### Exercise:
Search the entries for the word "title" and copy each line that has it.

Dataset rows for apps and sites
- - -
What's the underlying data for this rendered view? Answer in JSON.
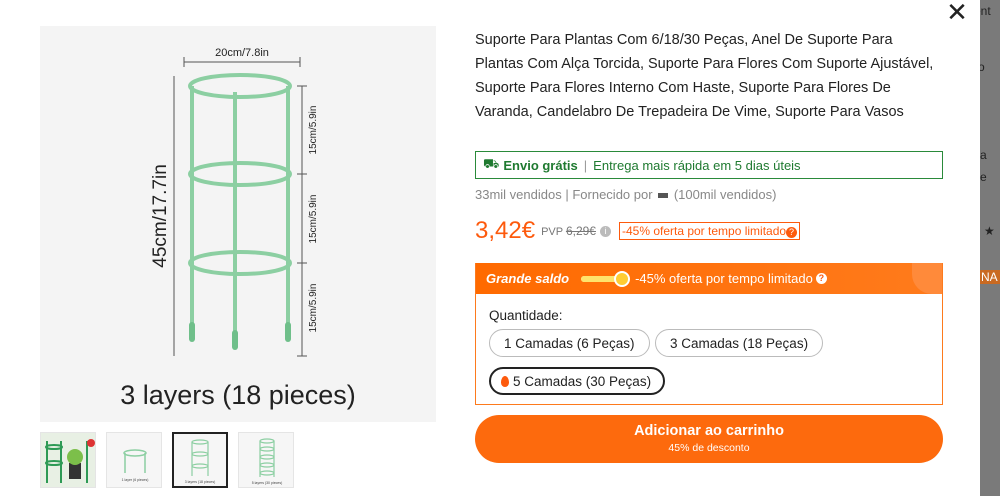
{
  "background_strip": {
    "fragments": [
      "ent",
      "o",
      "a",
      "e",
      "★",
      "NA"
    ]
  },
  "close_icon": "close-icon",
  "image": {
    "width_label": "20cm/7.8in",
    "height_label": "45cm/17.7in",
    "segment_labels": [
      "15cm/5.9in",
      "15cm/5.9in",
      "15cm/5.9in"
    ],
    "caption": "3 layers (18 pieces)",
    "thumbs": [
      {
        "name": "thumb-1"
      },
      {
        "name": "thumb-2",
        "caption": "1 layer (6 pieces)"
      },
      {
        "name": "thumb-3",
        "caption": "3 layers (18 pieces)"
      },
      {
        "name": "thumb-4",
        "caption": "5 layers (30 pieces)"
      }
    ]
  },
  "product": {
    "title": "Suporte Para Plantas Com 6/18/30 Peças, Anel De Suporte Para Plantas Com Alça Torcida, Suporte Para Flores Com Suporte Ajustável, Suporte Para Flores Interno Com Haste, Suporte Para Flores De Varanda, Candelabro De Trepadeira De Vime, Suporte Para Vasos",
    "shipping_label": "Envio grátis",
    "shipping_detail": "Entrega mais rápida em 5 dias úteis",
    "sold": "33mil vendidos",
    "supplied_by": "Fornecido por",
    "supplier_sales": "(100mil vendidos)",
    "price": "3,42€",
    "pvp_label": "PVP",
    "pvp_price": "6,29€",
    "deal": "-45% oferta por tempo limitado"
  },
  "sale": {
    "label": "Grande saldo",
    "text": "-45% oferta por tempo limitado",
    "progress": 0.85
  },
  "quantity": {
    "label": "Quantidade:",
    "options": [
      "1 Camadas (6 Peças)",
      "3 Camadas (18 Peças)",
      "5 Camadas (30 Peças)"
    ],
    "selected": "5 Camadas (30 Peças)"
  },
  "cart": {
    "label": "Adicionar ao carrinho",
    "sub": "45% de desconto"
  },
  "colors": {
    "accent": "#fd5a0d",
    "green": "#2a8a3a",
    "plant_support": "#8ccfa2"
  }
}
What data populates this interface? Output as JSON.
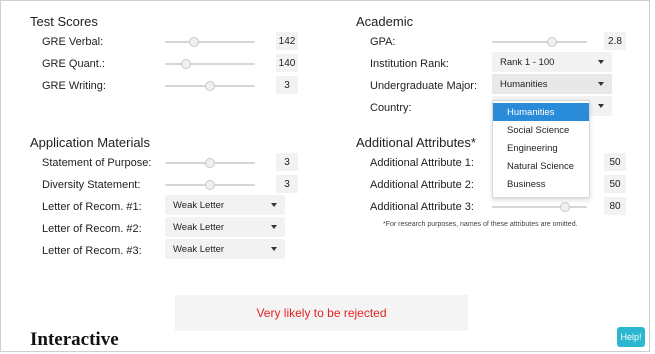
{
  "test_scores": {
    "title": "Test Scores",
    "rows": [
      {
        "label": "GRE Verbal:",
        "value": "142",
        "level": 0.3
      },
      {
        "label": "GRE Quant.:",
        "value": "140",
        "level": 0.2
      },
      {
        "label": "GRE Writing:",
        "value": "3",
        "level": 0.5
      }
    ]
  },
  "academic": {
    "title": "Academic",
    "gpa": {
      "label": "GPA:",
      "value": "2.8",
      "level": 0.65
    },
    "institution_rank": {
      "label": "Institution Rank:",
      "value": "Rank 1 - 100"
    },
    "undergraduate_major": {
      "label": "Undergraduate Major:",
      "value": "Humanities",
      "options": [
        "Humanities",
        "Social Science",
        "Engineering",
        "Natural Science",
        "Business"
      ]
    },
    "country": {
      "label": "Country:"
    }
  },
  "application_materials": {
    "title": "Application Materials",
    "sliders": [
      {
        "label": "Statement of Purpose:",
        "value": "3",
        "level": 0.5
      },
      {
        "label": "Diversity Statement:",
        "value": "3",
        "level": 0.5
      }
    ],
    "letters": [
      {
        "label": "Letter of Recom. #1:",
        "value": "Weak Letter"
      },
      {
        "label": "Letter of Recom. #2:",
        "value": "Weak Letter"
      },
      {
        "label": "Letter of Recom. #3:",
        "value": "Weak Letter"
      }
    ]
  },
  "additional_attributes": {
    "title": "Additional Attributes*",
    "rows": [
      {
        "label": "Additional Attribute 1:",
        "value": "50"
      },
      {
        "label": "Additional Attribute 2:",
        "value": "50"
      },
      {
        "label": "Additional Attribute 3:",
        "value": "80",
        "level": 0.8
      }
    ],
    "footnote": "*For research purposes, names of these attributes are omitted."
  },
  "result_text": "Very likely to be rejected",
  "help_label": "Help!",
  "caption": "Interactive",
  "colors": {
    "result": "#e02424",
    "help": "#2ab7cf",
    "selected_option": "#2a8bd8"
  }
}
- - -
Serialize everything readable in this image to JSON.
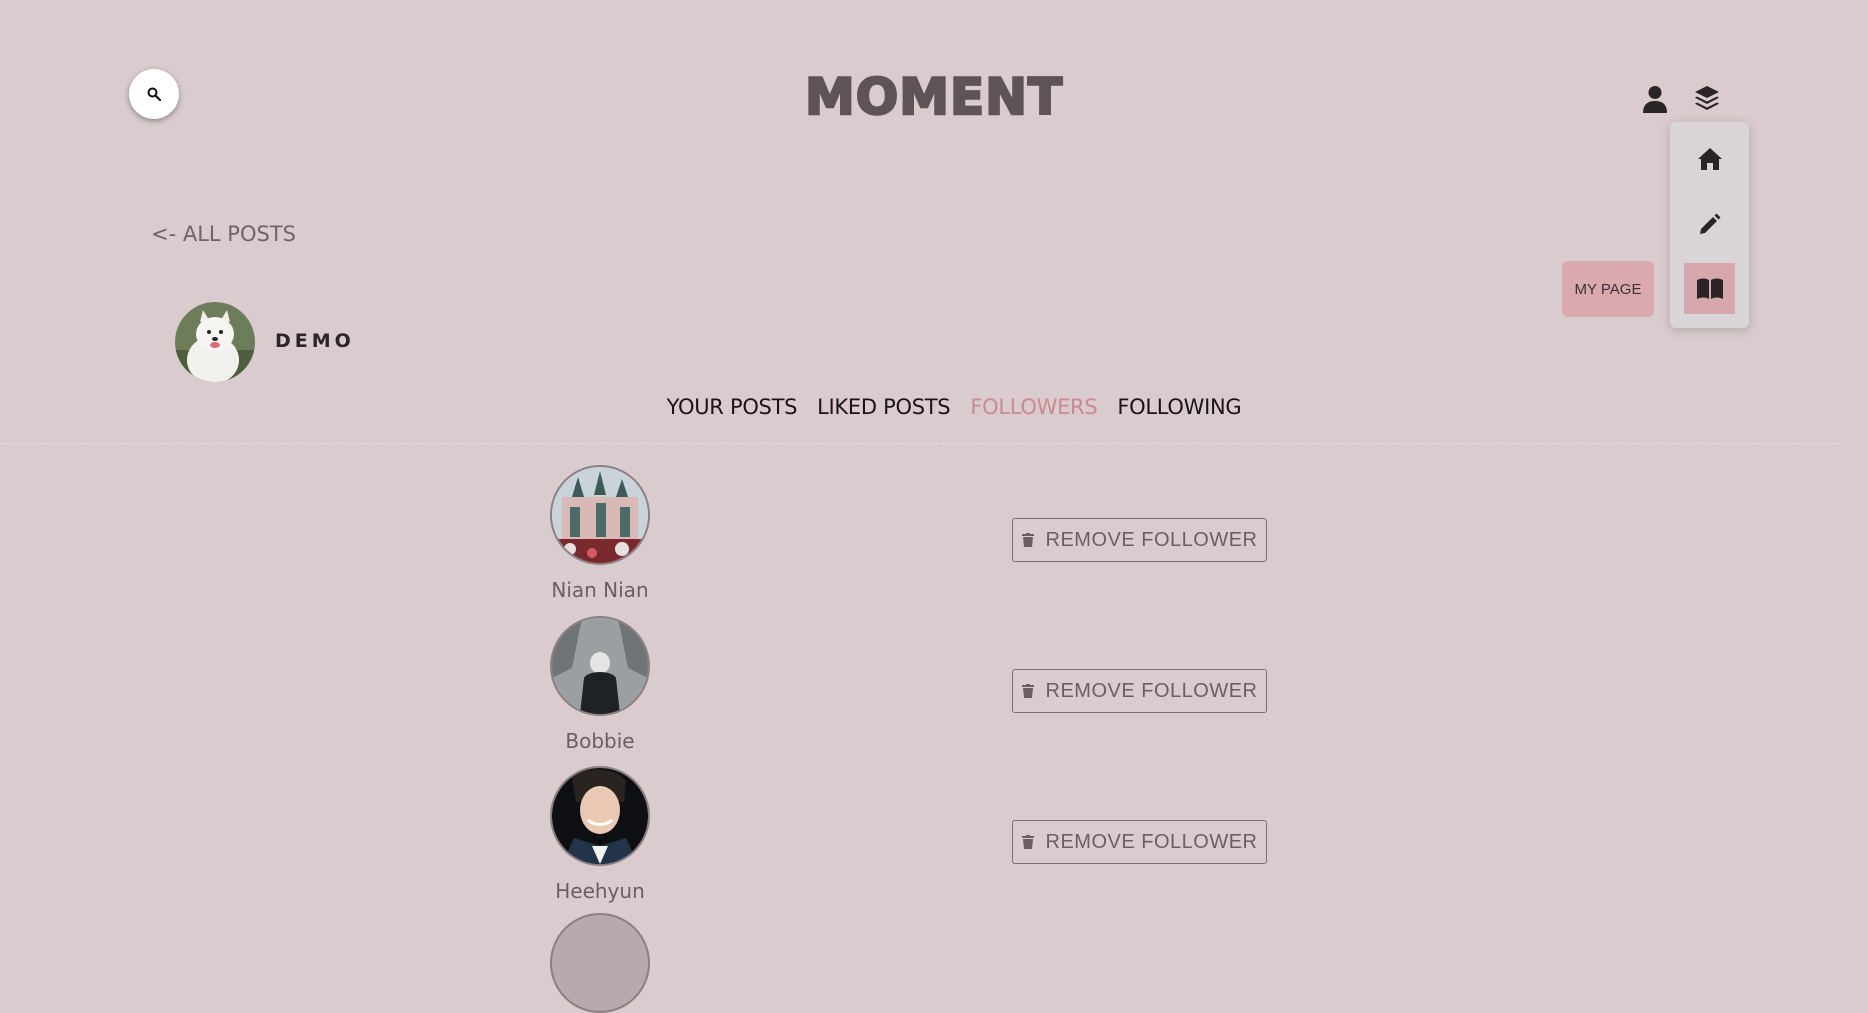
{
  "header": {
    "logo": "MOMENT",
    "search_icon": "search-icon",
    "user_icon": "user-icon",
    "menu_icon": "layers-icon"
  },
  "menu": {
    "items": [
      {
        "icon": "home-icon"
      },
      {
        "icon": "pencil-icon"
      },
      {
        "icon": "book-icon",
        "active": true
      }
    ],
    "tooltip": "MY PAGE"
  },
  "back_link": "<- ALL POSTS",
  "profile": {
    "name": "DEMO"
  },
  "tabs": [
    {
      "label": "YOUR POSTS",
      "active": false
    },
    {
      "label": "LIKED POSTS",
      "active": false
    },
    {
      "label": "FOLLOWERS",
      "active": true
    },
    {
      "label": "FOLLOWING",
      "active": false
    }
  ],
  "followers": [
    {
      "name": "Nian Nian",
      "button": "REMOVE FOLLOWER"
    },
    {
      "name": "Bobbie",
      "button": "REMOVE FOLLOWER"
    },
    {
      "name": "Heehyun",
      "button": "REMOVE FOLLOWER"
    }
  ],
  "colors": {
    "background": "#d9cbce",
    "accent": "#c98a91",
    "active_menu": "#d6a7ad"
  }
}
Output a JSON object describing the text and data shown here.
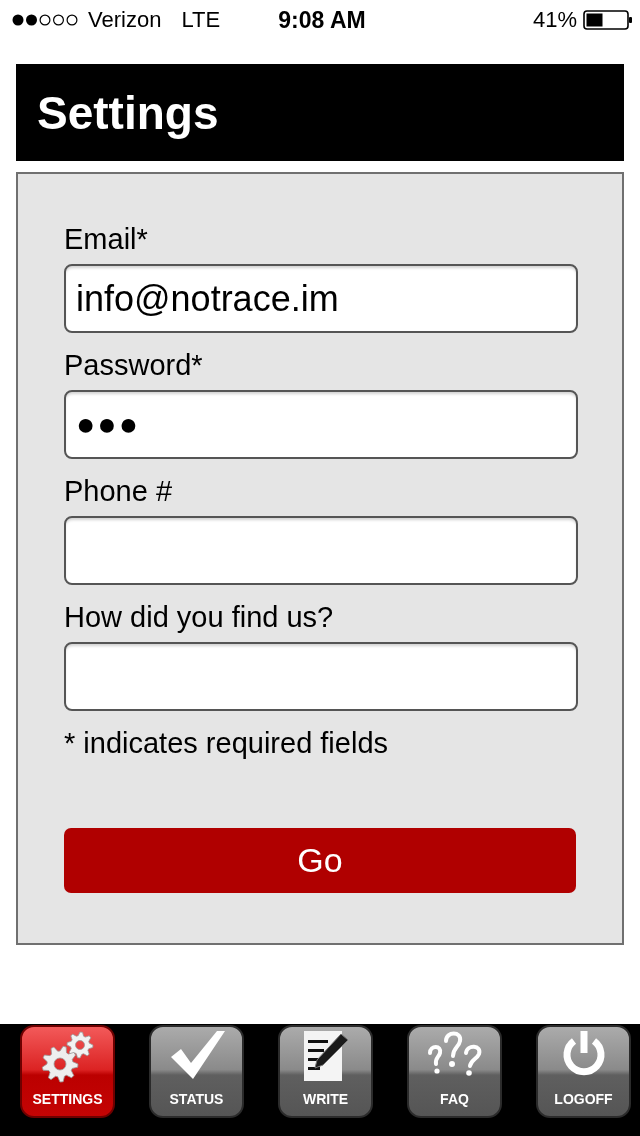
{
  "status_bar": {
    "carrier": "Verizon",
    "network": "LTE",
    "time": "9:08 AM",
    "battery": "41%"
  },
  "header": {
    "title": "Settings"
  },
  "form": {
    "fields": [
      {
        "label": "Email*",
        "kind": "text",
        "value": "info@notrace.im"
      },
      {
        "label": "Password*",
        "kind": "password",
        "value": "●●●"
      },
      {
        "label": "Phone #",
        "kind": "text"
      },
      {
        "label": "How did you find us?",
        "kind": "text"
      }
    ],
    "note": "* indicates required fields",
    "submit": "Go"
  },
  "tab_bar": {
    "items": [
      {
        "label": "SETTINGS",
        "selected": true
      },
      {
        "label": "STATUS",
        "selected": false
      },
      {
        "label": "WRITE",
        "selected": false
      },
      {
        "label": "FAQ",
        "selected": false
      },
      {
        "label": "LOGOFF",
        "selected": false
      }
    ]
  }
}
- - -
### Exercise result:
    "title": "Suporte Para Plantas Com 6/18/30 Peças, Anel De Suporte Para Plantas Com Alça Torcida, Suporte Para Flores Com Suporte Ajustável, Suporte Para Flores Interno Com Haste, Suporte Para Flores De Varanda, Candelabro De Trepadeira De Vime, Suporte Para Vasos",
    "title": "Test Scores",
    "title": "Academic",
    "title": "Application Materials",
    "title": "Additional Attributes*",
    "title": "Settings"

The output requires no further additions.